**Goal of the exercise**: List, from the lines below, each one with "header" in it.
START Entries supplied
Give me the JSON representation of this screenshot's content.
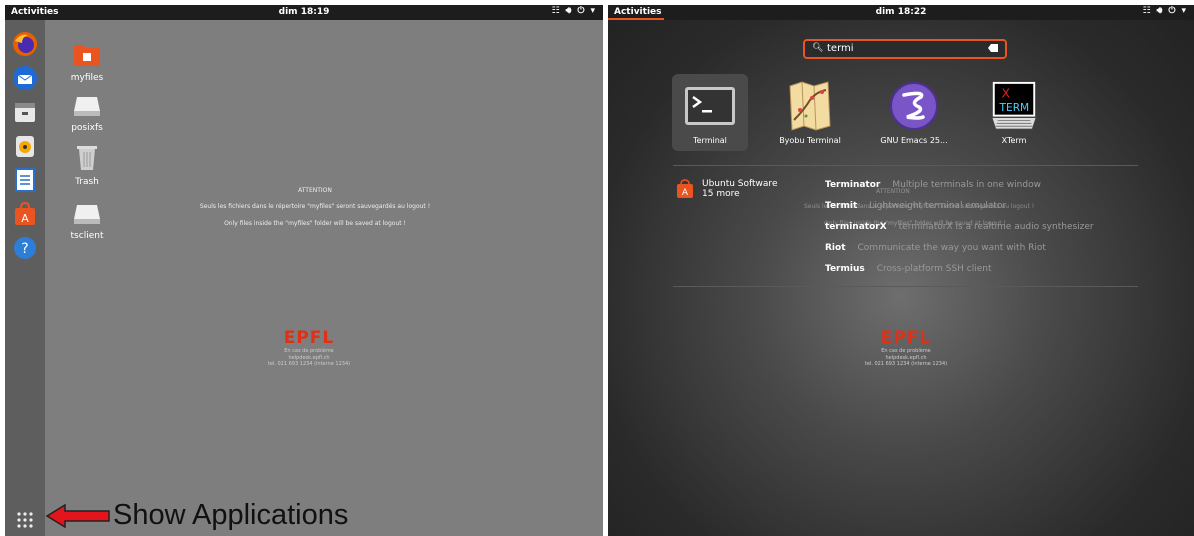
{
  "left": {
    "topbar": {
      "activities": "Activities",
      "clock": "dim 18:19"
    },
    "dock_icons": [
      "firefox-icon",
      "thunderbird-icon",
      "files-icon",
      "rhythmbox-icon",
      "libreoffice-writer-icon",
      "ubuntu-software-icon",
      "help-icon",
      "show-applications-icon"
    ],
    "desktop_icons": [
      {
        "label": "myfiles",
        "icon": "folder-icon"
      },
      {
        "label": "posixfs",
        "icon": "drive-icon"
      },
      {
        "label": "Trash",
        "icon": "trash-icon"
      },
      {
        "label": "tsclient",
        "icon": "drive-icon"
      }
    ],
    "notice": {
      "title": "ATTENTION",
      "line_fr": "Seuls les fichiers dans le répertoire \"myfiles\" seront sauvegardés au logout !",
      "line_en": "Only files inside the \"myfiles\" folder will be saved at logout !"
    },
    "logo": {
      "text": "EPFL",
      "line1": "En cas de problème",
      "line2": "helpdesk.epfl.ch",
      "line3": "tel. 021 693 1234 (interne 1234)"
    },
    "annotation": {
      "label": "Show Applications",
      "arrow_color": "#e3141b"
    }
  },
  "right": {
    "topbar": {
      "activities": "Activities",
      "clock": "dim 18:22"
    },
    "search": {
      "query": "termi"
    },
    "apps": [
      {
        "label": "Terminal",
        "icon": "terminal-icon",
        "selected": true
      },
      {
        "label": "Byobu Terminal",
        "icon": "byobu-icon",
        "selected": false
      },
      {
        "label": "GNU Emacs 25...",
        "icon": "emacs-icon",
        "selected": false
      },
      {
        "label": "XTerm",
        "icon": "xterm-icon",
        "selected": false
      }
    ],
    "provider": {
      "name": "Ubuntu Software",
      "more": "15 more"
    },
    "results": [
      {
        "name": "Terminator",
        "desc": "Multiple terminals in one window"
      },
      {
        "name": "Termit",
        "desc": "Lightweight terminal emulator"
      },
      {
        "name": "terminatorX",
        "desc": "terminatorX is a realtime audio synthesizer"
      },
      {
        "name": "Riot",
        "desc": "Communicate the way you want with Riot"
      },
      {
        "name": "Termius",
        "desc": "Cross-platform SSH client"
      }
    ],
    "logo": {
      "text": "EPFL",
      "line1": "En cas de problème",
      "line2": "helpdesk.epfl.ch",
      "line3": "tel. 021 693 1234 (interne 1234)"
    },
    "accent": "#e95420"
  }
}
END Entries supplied
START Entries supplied
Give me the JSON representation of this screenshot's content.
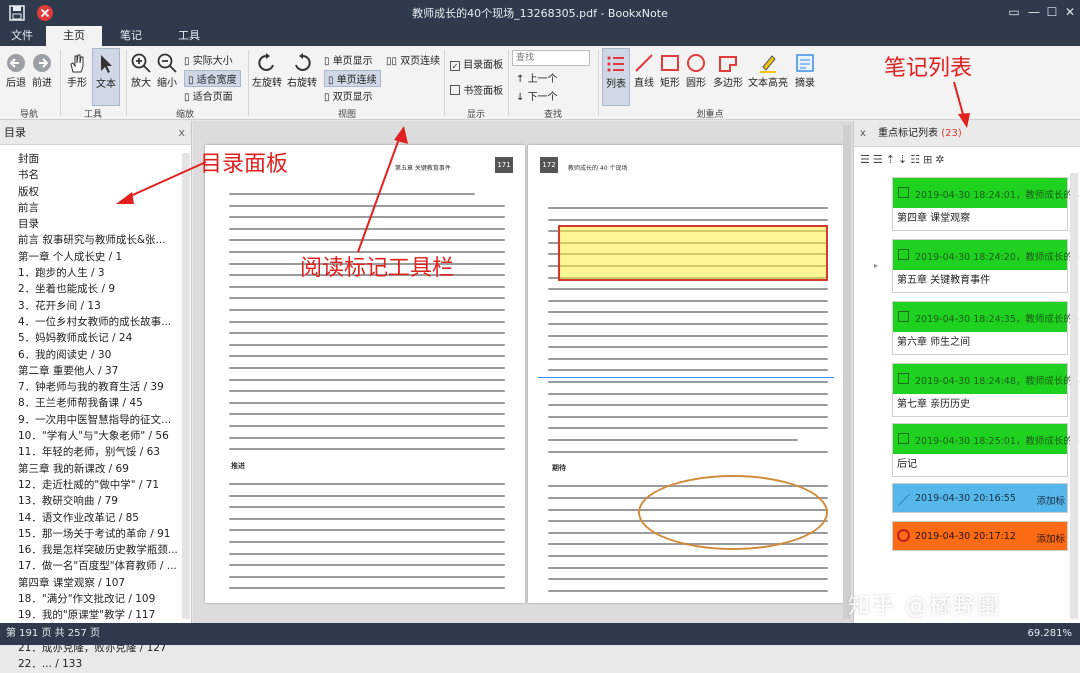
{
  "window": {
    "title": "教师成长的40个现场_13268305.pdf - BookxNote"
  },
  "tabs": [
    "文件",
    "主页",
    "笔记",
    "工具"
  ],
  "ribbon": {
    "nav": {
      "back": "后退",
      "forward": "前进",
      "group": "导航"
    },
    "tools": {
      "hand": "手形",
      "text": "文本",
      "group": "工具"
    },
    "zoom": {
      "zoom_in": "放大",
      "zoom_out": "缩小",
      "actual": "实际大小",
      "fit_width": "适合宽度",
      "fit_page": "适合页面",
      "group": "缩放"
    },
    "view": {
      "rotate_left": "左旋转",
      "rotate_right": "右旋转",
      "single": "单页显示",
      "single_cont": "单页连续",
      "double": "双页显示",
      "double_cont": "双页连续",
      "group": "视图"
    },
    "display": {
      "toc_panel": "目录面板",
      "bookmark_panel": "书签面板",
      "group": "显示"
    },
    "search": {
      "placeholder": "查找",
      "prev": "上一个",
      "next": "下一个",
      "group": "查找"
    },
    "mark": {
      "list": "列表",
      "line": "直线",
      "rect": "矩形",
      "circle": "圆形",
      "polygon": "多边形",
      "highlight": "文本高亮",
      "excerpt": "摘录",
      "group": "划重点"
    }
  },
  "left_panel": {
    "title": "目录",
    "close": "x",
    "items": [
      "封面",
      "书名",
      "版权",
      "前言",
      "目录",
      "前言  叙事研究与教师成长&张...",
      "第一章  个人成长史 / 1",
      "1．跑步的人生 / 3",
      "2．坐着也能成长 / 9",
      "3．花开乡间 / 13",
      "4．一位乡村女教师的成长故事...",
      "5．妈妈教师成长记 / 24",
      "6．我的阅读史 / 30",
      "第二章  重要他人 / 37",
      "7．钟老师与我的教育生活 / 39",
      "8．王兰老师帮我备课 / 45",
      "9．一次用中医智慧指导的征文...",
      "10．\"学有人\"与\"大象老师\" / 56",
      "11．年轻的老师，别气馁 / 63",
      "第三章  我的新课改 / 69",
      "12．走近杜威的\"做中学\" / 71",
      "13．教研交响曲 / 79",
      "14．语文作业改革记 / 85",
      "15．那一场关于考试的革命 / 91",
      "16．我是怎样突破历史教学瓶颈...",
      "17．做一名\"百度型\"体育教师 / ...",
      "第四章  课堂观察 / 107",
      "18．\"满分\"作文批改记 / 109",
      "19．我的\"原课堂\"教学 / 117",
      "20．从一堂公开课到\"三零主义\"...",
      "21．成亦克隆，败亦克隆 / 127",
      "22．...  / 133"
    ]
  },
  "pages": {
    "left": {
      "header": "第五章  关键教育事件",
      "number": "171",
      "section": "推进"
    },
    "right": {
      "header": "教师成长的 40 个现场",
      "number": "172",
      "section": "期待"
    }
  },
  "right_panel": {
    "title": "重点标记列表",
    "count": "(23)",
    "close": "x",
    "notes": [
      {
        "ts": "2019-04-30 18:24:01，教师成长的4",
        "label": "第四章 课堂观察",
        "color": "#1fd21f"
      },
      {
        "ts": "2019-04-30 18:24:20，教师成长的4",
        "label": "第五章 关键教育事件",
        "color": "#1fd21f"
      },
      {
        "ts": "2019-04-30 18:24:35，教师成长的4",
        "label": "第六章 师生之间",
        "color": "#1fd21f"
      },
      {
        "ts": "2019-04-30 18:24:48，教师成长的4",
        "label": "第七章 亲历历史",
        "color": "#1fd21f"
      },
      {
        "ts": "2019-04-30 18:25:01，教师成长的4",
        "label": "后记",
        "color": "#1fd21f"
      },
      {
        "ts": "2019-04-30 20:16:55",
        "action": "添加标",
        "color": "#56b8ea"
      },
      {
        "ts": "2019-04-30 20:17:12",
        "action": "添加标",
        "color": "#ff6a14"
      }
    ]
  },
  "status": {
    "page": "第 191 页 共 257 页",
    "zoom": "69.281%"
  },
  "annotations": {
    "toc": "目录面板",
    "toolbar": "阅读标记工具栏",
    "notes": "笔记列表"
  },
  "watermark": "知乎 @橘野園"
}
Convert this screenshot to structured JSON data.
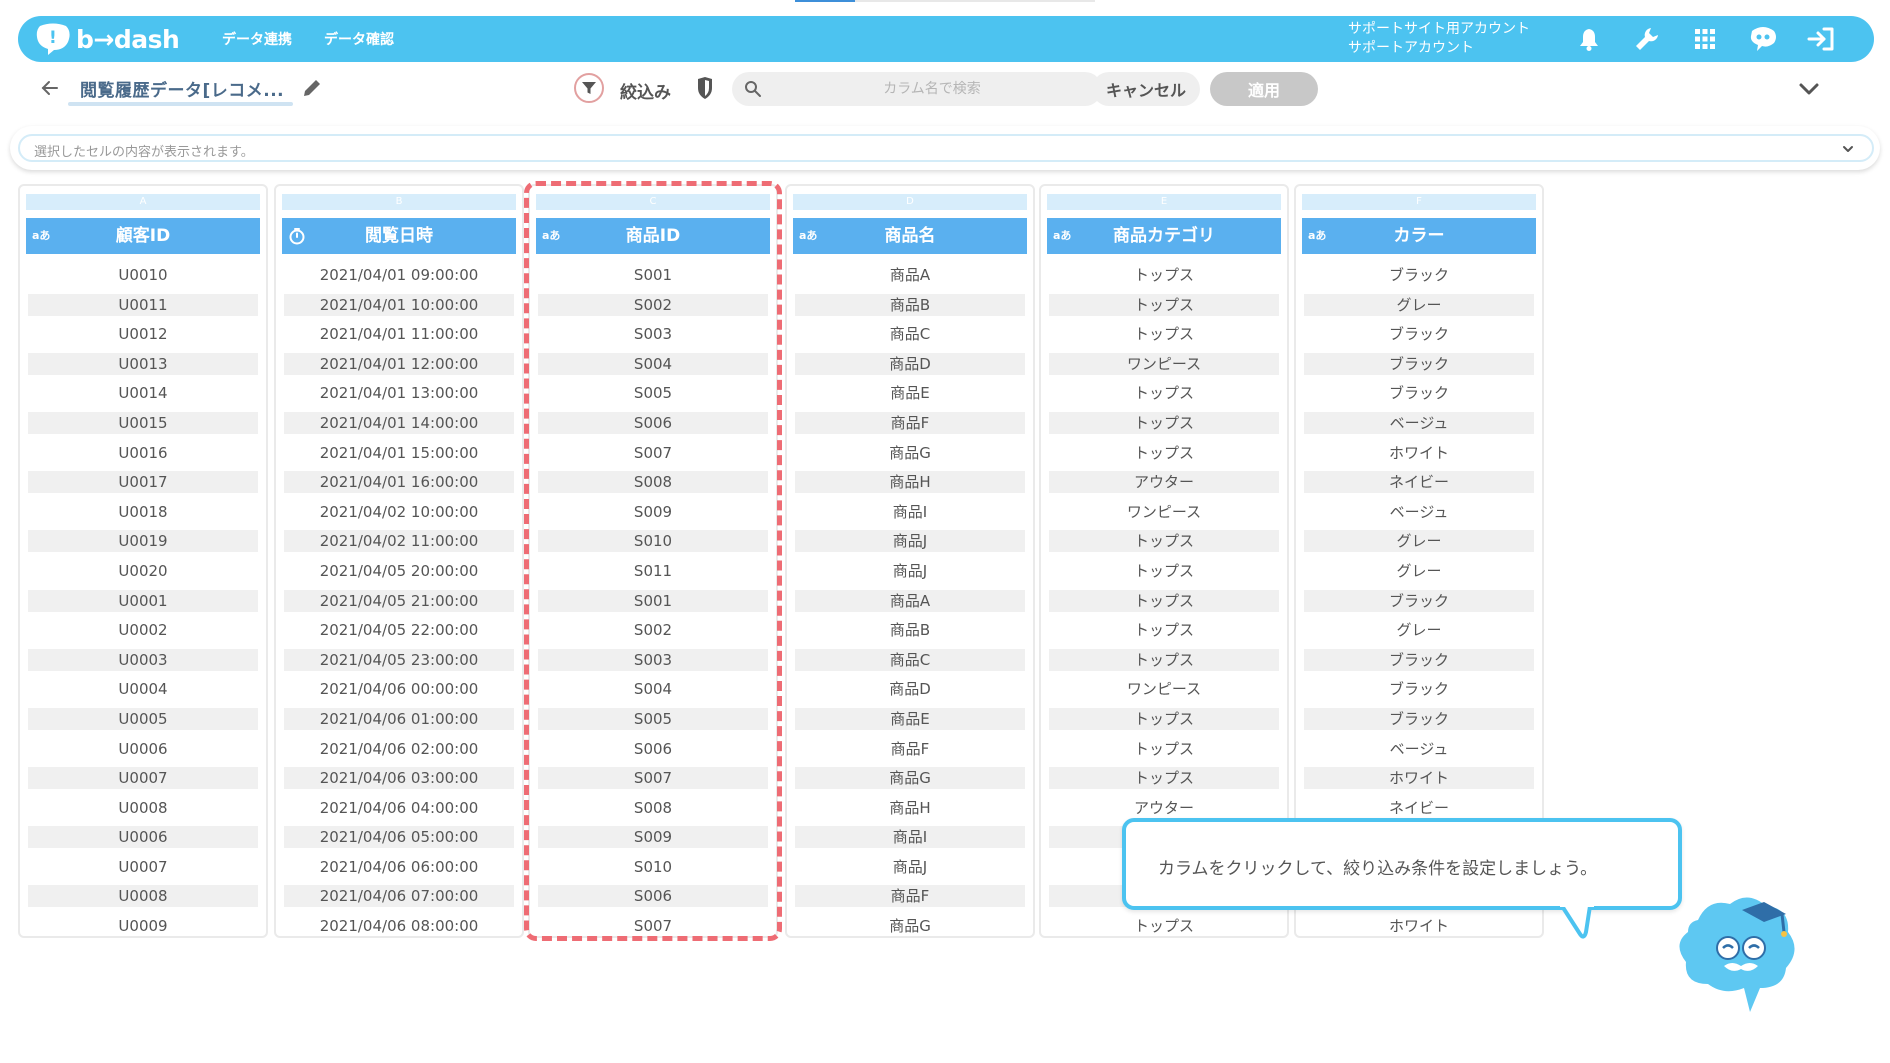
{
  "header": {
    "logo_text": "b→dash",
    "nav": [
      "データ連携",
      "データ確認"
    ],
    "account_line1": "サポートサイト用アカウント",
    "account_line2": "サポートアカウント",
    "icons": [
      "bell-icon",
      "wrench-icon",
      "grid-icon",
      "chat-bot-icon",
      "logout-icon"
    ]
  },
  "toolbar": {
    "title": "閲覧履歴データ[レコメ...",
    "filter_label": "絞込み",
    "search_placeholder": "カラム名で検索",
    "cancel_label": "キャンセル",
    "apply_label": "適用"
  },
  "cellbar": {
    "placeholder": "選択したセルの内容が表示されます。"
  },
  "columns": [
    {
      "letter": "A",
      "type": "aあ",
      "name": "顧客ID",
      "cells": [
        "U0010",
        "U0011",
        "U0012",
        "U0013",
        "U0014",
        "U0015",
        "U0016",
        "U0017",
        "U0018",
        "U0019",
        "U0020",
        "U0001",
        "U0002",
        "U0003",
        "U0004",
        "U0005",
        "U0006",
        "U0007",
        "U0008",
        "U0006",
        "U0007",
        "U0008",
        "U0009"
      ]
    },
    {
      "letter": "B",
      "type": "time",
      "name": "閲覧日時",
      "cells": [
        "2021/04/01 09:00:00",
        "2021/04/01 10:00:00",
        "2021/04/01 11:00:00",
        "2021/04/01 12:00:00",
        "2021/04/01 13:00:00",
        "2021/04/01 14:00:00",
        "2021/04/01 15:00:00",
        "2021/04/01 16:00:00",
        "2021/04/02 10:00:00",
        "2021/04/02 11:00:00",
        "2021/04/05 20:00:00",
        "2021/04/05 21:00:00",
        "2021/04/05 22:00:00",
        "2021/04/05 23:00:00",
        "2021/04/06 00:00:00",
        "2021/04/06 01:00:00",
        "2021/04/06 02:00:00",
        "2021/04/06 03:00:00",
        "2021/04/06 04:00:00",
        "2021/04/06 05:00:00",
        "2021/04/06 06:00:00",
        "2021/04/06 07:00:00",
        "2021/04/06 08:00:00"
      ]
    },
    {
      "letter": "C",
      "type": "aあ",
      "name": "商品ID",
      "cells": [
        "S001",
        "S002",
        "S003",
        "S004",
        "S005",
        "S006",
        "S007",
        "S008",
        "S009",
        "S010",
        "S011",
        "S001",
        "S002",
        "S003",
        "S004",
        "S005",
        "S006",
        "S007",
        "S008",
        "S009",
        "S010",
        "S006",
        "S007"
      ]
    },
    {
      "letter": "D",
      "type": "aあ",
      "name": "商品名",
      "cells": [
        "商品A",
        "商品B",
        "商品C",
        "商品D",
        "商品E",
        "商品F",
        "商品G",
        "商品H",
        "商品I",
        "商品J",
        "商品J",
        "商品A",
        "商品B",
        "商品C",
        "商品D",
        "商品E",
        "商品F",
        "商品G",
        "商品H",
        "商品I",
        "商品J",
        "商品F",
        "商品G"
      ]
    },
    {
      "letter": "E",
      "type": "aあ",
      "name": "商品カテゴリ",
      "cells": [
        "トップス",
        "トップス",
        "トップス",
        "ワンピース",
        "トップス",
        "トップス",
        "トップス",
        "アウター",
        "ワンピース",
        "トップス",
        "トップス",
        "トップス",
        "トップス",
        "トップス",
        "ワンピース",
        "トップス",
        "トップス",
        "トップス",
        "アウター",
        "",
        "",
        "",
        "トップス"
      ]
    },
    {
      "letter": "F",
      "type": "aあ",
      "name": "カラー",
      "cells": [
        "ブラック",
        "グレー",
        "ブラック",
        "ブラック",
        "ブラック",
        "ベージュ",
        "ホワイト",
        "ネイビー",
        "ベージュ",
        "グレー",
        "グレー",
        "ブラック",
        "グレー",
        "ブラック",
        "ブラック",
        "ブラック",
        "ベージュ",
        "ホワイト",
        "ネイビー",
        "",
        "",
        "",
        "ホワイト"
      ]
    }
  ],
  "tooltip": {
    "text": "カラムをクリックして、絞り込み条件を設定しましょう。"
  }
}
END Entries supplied
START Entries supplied
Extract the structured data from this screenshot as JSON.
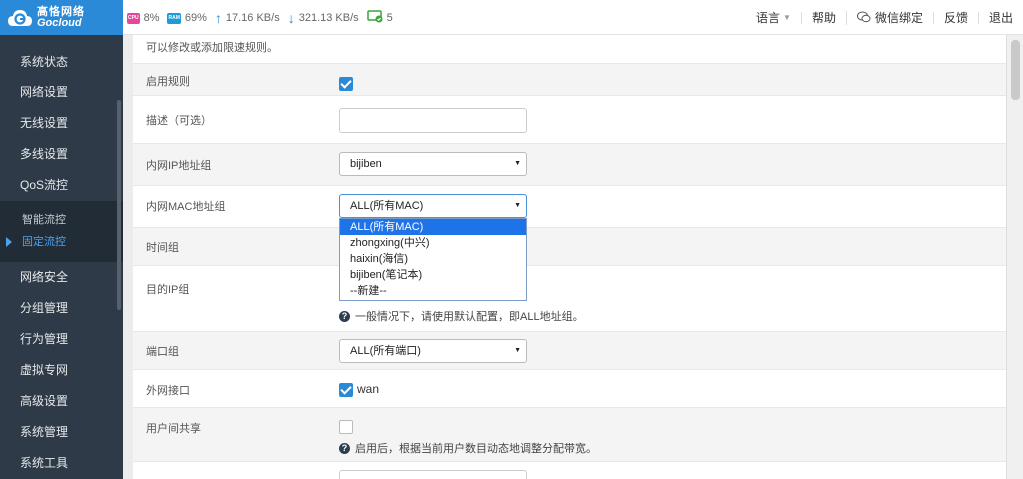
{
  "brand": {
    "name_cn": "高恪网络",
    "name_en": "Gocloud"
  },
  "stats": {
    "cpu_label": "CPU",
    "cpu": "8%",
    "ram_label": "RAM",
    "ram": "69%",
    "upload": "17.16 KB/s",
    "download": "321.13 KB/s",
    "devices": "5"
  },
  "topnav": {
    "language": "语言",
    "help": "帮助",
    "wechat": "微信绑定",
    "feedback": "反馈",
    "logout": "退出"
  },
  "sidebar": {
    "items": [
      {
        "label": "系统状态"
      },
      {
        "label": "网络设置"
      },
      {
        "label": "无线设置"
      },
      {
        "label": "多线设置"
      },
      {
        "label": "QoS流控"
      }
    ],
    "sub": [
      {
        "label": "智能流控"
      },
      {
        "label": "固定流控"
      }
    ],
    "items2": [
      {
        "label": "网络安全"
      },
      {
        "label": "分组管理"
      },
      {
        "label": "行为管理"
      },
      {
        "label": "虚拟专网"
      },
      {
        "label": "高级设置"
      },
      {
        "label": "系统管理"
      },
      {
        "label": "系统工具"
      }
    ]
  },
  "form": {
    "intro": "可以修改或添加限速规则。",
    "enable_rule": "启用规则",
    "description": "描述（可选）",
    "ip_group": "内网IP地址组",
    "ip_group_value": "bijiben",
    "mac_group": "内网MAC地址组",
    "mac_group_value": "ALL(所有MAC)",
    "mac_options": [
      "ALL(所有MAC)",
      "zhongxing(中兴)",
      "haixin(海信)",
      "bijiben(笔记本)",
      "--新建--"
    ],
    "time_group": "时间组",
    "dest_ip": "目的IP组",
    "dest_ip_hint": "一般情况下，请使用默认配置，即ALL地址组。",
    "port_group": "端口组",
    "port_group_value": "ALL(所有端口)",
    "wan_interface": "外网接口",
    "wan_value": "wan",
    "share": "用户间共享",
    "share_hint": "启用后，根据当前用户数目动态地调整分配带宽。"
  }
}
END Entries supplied
**Result**:
      "header": "第五章  关键教育事件",
      "header": "教师成长的 40 个现场",
  "header": {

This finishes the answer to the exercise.